Facet nerve injections are diagnostic procedures that identify the source of irritation in the nerves that run along the outer edge of the facet joints within the spine. If multiple levels of pain exist within the facets, several injections may be required on different days to pinpoint the pain source in each location.

By anesthetizing these nerves, the physician can determine whether the nerve irritation should be treated with medication or by radiofrequency (RF) rhizotomy. Pain relief varies for each patient ranging from short-term to long-term relief.

Procedure preparation

A technologist or nurse will contact you 24-48 hours prior to your appointment to review medications you are currently taking, especially pain medications and blood thinners, discuss known allergies and your medical history, as well as answer your questions.

Contact your doctor before you stop taking any medication.

Please bring previous imaging study results (MRI, CT, x-rays) such as films, reports, or CD-ROMs, if available.

You will need a driver for your appointment.
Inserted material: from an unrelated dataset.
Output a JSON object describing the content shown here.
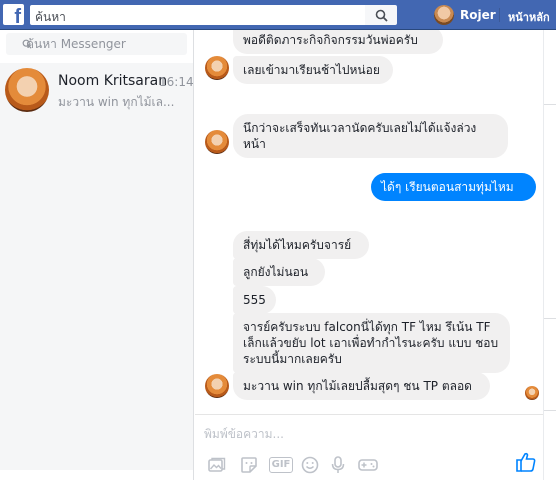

If you are unable to drive or arrange transportation, call us for assistance.

Please notify a member of our staff if you are nursing or if there is a chance you may be pregnant.

What to expect during the procedure

Using x-ray guidance (fluoroscopy), the radiologist will advance a thin needle adjacent to your spinal column, at the location of the facet nerve.

X-rays are taken, and a combination of an anti-inflammatory (steroid) and anesthetic (numbing) medications are then injected for pain relief.

You will remain awake during the 10-20 minute procedure, and may experience some slight pressure or discomfort during the injection.

Please inform the radiologist how it differs from your usual symptoms.

You will be asked to wait 30-40 minutes after your procedure before leaving.

What to expect after the procedure

You may experience numbness and/or relief from your symptoms for up to six hours after the injection.

Your usual symptoms may then return and may be worse than usual for a day or two.

The beneficial effects of the steroids usually require 2-3 days to take hold, but may take as long as 5-7 days. If there is no change in your symptoms after a week, your doctor may want to investigate other possible sources for your pain.

If an initial injection provided a certain amount of relief, a second injection might strengthen the pain relief effect. Also, if your pain subsides, but begins to return weeks or months later, additional injections – up to four a year – are possible.

Keep track of how long relief lasts and report it to your physician. If there is no change in the pain, then investigation can be focused on other possible sources of your pain. In either case, the information is useful to the doctor who referred you for this procedure.

Potential side effects

Steroid medications may cause facial flushing, occasional low-grade fevers, hiccups, insomnia, headaches, water retention, increased appetite, increased heart rate, and abdominal cramping or bloating.

These side effects are bothersome in only about 5% of patients and commonly disappear within 1-3 days after the injection.